- It is a cloud platform-agnostic tool that is easy to understand for the engineer using very clear basic syntax along with JSON for datastore in its state file
- Terraform supports encryption at rest
- It is flexible with remote or local states, although remote is a centralised and more securable option
- It will track via state file the deployments, creation/updates to resources and can delete those resources very easily
- It is efficient at scale given its agentless architecture
- It has a great open source community so troubleshooting is made inherently easier with the vast amount of online resources, tips, answered questions, etc
All of that good stuff is blanketed across the board of use cases, but more enterprise-related use cases do present with limitations. Some of these I have found as follows:
- Given its open-source lineage, not all public providers (platform related tools) are supported by the respective vendor who enables the open-source development of their product integrations for Terraform. This leaves questions open around development security, dependency vulnerabilities in providers as an abstracted package called by pipelines. Enterprise use cases with elevated security requirements may want to consider this as would others. When we think of the recent Log4J security issue, infrastructure as code deployments and security come sharply into focus.
- Whilst I love the flexibility Terraform provides, provisioners for spinning up resources are not recommended by Hasicorp Terraform themselves. Creating target resource actions (e.g. commands normally in user data for VM deployments spinning up Apache Server over the VM layer) present an issue due to them being in isolation from the Terraform state file. This makes it untrackable by the Terraform state file with only explicit destroy commands possible. Whilst it's accepted that declarative commands in Terraform are never complete, the overreach possible with provisioners can create debugging and possible security issues. I would advise considering native options (e.g. User Data feature in AWS/Azure VMs) before considering provisioner command blocks in your Terraform configuration to fill the gap declarative commands in Terraform have left.

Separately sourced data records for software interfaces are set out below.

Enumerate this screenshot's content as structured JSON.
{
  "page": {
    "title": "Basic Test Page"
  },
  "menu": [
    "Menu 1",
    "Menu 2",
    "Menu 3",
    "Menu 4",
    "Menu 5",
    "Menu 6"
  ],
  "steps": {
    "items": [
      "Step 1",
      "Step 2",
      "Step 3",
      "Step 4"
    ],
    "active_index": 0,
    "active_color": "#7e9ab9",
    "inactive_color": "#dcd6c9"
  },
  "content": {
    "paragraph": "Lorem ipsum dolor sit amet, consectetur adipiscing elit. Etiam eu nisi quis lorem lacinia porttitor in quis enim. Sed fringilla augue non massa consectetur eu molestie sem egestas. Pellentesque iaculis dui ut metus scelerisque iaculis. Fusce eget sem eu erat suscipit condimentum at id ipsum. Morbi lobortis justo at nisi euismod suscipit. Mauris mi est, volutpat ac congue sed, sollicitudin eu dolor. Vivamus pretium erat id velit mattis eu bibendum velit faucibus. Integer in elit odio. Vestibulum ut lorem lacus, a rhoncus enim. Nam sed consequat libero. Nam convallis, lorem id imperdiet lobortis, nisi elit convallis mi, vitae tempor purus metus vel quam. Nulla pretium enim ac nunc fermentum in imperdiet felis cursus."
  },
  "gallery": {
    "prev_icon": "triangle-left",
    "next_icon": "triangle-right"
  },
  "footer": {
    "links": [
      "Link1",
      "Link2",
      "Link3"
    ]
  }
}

- Limitations in Terraform around secrets management, changes in your code paths, tagging, etc can make the basic command language tricky and difficult to maintain consistently.
- A standard set of modules for key features and syntax does not seem to be there, which I can only assume is on Hashicorp's roadmap so project requirements, security assessments and product selections (AWS/GCP/Azure/etc) are key in considering Terraform as a good fit for your project.
This brief look at the product does not detract from its usefulness or effectiveness as an IaC product, instead advising caution in terms of setting out your context for its use to maximise your best chances of success with this innovative IaC product. Stay tuned for more on DevOps in this blog along with articles on other areas of interest in the Writing and Infrastructure arenas. To not miss out on any updates on my availability, tips on related areas or anything of interest to all, sign up for one of my newsletters in the footer of any page on Maolte. I look forward to us becoming pen pals!